Don’t let this good time be the one that got away. Try your hand at fishing in the Lowcountry. Most fishing charter companies supply all the bait, fishing rods and instruction so visitors of all ages and experience levels are welcome. (Boat & water tours)
ART & CULTURE
Charleston has a vibrant arts scene with several theaters, art galleries and cultural events. With more than 40 art galleries in the downtown Charleston area, art lovers can explore photography, painting, sculpture and more. Visit charlestongalleryassociation.com to download a map and check the schedule for art walks and upcoming gallery events.
Also, the Town of Summerville’s historic town square is home to art galleries, antiques shops and a great little quilt shop with fabrics ranging from 1800s reproductions to the latest modern designers.
The Lowcountry’s theater community is rich with productions ranging from musicals and mysteries to comedies and contemporary plays. Visit theatrecharleston.com for a list of local theater companies and upcoming productions. Plus, during Piccolo Spoleto, be sure to look for more than 500 performing, literary and visual arts events all around town from May 25 to June 10.
The Gibbes Museum of Art is home to the foremost collection of American art that incorporates the story of Charleston. Visit the first floor, including the Museum Store and Gibbes Café, for free. Purchase tickets to tour the second- and third-floor galleries.
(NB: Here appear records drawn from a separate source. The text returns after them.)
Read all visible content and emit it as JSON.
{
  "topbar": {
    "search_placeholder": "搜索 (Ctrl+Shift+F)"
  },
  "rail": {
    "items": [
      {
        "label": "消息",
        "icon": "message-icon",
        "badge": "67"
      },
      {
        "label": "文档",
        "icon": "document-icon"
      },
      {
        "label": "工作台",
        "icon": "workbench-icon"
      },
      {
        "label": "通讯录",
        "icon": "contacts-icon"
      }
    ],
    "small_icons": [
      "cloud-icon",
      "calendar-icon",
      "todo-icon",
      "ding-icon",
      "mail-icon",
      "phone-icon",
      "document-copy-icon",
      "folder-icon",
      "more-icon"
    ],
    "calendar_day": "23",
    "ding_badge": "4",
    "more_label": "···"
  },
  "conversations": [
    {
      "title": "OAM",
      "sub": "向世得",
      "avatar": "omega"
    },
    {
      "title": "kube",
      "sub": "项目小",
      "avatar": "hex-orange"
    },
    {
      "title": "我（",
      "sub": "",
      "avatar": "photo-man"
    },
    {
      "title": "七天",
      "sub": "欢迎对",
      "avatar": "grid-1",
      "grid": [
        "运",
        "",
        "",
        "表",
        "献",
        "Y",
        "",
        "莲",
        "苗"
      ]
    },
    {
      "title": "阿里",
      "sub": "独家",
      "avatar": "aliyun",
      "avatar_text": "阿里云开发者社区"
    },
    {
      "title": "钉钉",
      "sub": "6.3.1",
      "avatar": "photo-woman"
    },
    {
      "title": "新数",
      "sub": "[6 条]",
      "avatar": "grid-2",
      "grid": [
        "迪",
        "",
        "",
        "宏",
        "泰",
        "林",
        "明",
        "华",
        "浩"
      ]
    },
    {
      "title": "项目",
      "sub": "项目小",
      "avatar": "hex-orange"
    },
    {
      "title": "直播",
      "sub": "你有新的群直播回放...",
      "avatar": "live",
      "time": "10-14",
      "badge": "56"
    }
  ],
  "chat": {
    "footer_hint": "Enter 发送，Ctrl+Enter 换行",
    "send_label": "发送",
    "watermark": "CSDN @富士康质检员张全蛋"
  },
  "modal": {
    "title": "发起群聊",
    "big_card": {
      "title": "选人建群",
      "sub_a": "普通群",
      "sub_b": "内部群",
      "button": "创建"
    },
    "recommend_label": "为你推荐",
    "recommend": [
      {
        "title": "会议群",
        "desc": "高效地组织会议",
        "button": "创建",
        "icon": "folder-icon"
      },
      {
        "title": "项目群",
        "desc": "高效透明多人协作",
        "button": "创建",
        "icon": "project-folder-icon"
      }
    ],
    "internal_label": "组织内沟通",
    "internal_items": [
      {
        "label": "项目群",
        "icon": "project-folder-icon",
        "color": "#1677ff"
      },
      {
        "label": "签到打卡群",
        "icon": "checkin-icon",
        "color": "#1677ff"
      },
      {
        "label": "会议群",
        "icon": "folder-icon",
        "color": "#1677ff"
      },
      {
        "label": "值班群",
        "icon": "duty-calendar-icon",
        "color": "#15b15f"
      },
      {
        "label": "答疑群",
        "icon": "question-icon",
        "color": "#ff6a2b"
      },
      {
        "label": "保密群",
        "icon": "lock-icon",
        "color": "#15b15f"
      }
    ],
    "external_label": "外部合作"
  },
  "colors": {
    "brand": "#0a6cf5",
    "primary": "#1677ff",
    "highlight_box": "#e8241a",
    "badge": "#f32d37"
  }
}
EAT & DRINK
If you love a pint of local, craft beer, you’ve come to the right place. Charleston is home to several local breweries serving up IPA, stouts and seasonal brews. Many offer special events and brewery tours.
Charleston Food Tours, hosted by Bulldog Tours, is the perfect way to eat your way around Charleston. Tour a chef’s kitchen, take a truly sweet dessert tour or book the Savor the Flavors of Charleston Tour to learn all about the evolution of Charleston cuisine while nibbling on grits, benne wafers, Southern pralines, collard greens and Lowcountry barbecue.